What do Forest Workers do?
Forest workers focus on protecting, conserving and improving the quality of water catchment areas, woodlands and forests. To achieve this, they:
- Surveying forests to establish tree density
- Planting new species of trees
- Clearing undesirable and infected trees
- Treating forests with pesticides and insecticides
- Preventing hazards such as forest fires
- Erecting fences and footpath signs to protect recreational areas
- Maintaining fire-fighting equipment
Forest workers spend 37 hours a week on the job. This involves part-time and weekend work. Since foresters typically work outdoors, they can be exposed to unfavorable weather conditions.
The work is physically demanding and somehow dangerous, hence they are required to wear protective clothing, such as boots and helmets.
Salaries for forest workers vary with the level of experience in the job as shown below:
Level of experience
Starting forest workers
Experienced forest workers
Source: National Careers Service
Although academic qualifications do not play a fundamental in getting started as a forest worker, having GCSE grades in math, English and science improves your prospects. You need previous work experience in forestry, as well as certificates of competence in the following areas:
- Chainsaw use
- Chipper use
- Operation of a forwarder
- Operation of a harvester
To gain experience, you can volunteer in the following organizations:
You can also enter the profession through the following forestry courses:
- ABC Entry Level, Level 1 and Level 2 Certificate in Practical Environmental and Conservation Skills
- BTEC Level 2 Certificate and Diploma in Horticulture, and Land-based Technology
- Lantra Awards Level 2 Certificate in land-based activities.
- BTEC Level 3 Certificate and Diploma in Forestry and Arboriculture, Horticulture and Land-based Technology
- NPTC Levels 2 and 3 Diploma in Work-based Trees and Timber
- Diploma in Environmental and Land-based Studies
Alternatively, you can get started through an apprenticeship scheme.

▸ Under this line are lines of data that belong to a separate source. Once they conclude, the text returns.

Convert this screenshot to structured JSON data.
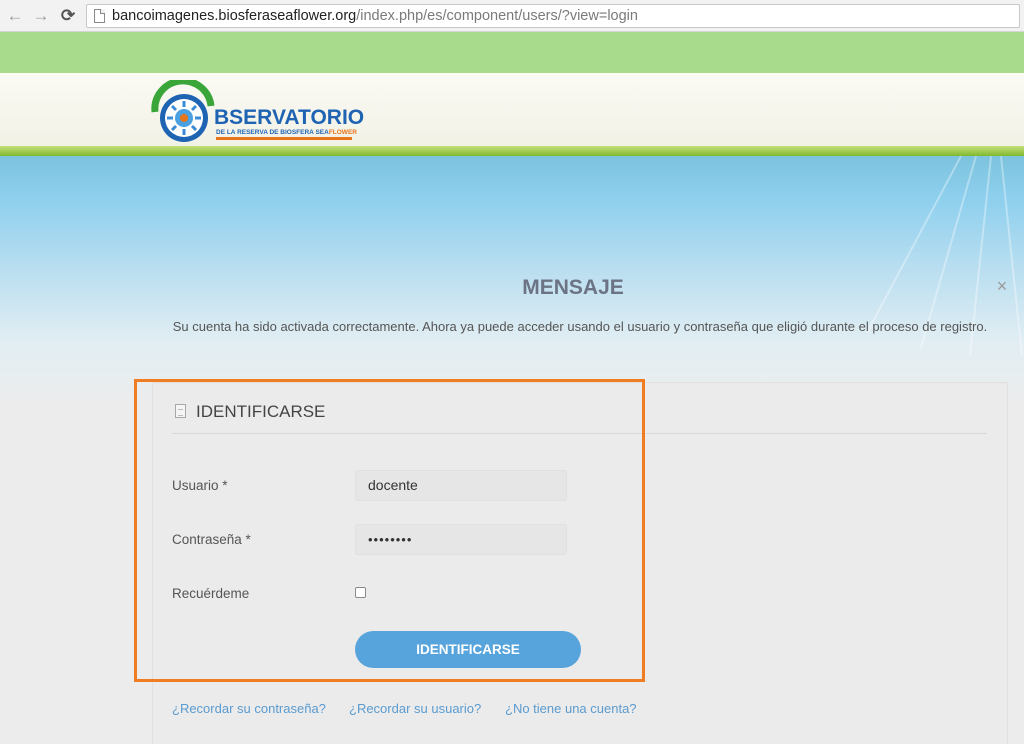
{
  "browser": {
    "url_host": "bancoimagenes.biosferaseaflower.org",
    "url_path": "/index.php/es/component/users/?view=login"
  },
  "header": {
    "logo_title": "BSERVATORIO",
    "logo_subtitle_main": "DE LA RESERVA DE BIOSFERA SEA",
    "logo_subtitle_accent": "FLOWER"
  },
  "message": {
    "title": "MENSAJE",
    "close": "×",
    "text": "Su cuenta ha sido activada correctamente. Ahora ya puede acceder usando el usuario y contraseña que eligió durante el proceso de registro."
  },
  "login": {
    "title": "IDENTIFICARSE",
    "username_label": "Usuario *",
    "username_value": "docente",
    "password_label": "Contraseña *",
    "password_value": "••••••••",
    "remember_label": "Recuérdeme",
    "remember_checked": false,
    "submit_label": "IDENTIFICARSE"
  },
  "links": {
    "forgot_password": "¿Recordar su contraseña?",
    "forgot_username": "¿Recordar su usuario?",
    "register": "¿No tiene una cuenta?"
  },
  "colors": {
    "highlight": "#f07d22",
    "button": "#57a3dc",
    "link": "#5a9bd0",
    "logo_blue": "#1f63b3"
  },
  "icons": {
    "back": "arrow-left",
    "forward": "arrow-right",
    "reload": "reload",
    "page": "document",
    "close": "close"
  }
}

Important Skills and Abilities
To be an effective forest worker, you should have the following skills and abilities:
- A reasonable level of physical fitness to execute your duties effectively

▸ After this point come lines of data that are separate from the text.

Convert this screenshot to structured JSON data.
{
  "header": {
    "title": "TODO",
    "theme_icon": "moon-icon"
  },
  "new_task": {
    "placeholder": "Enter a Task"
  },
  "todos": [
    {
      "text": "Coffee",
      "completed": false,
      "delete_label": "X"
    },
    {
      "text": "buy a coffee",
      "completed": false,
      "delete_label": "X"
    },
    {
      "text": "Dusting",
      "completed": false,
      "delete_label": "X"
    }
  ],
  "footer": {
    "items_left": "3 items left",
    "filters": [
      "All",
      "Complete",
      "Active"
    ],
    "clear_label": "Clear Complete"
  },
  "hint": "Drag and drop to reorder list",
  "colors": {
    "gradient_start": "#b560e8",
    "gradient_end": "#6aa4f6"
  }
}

- An interest in outdoor activities
- Good practical and problem-solving skills
- Good interpersonal and communication skills
- Be Aware of occupational health and safety matters.

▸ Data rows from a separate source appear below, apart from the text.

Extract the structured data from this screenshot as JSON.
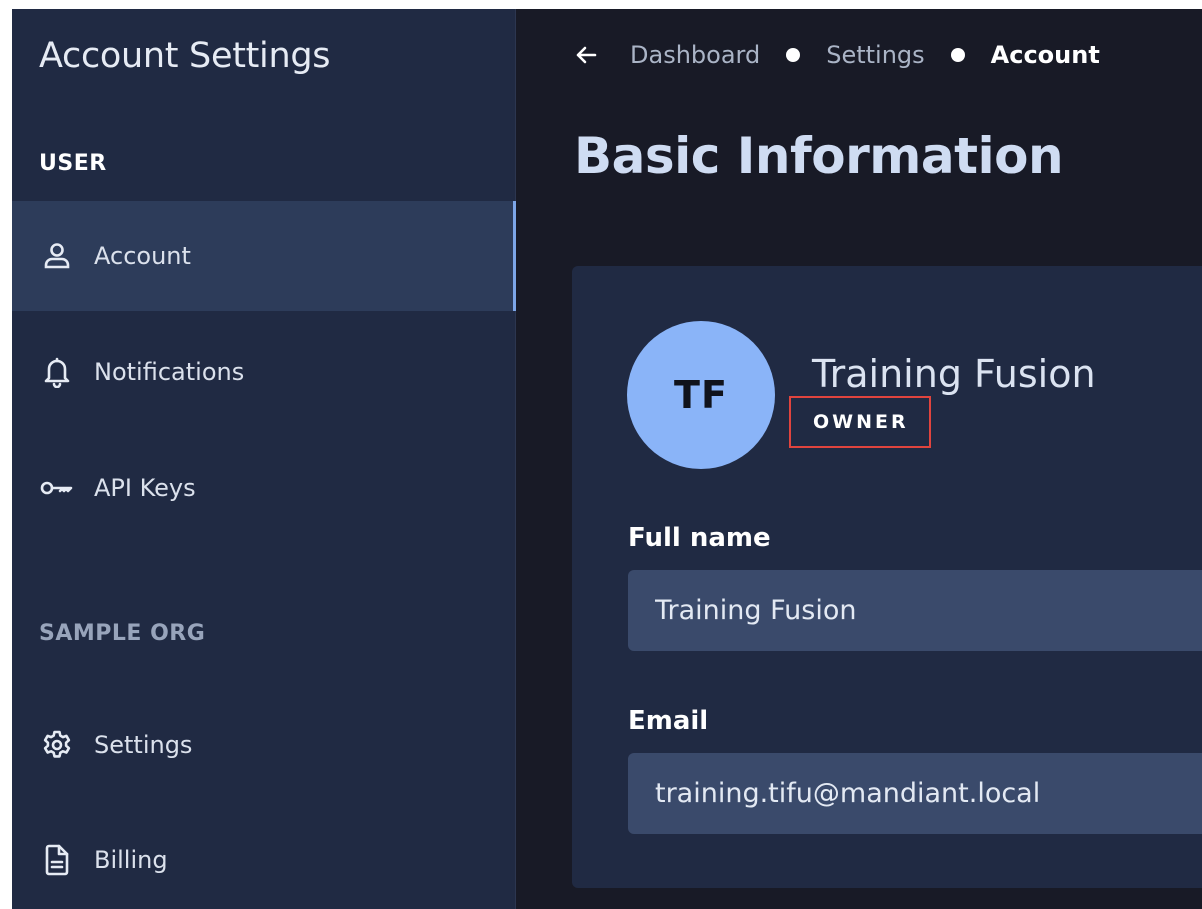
{
  "sidebar": {
    "title": "Account Settings",
    "sections": [
      {
        "label": "USER",
        "items": [
          {
            "label": "Account",
            "icon": "user-icon",
            "active": true
          },
          {
            "label": "Notifications",
            "icon": "bell-icon",
            "active": false
          },
          {
            "label": "API Keys",
            "icon": "key-icon",
            "active": false
          }
        ]
      },
      {
        "label": "SAMPLE ORG",
        "items": [
          {
            "label": "Settings",
            "icon": "gear-icon",
            "active": false
          },
          {
            "label": "Billing",
            "icon": "document-icon",
            "active": false
          }
        ]
      }
    ]
  },
  "breadcrumb": {
    "back_icon": "arrow-left-icon",
    "items": [
      "Dashboard",
      "Settings",
      "Account"
    ]
  },
  "page": {
    "title": "Basic Information"
  },
  "profile": {
    "initials": "TF",
    "name": "Training Fusion",
    "role": "OWNER"
  },
  "form": {
    "full_name": {
      "label": "Full name",
      "value": "Training Fusion"
    },
    "email": {
      "label": "Email",
      "value": "training.tifu@mandiant.local"
    }
  },
  "colors": {
    "sidebar_bg": "#202a43",
    "main_bg": "#181a26",
    "active_item_bg": "#2d3c5a",
    "avatar_bg": "#8ab4f8",
    "input_bg": "#3a4a6b",
    "highlight_border": "#e0443e"
  }
}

Training and Development
To develop your career as a forest worker, you should work toward attaining the following professional qualifications:
- Level 2 Certificates of Competence in chainsaw and related operations, all-terrain vehicle handling or forest machine operations.
- Level 2 Work-based Diploma
- Level 3 Work-based Diploma
The Institute of Chartered Foresters offers membership schemes, which you can join to demonstrate your professionalism to potential employers.
Although some forest workers operate on a freelance basis by securing work on short-term contracts, others find full-time jobs in:
- The Forestry Commission
- Private estates
- Local authorities
- Conservation organizations
- Forest management companies
With experience, you could become a:
- Forest officer
- Forest ranger
Visit the following websites for job openings and more occupational information:
This career gives you a chance to embrace and give back to Mother Nature, while earning a decent living. So if you think you have the right attributes then this could be the career for you.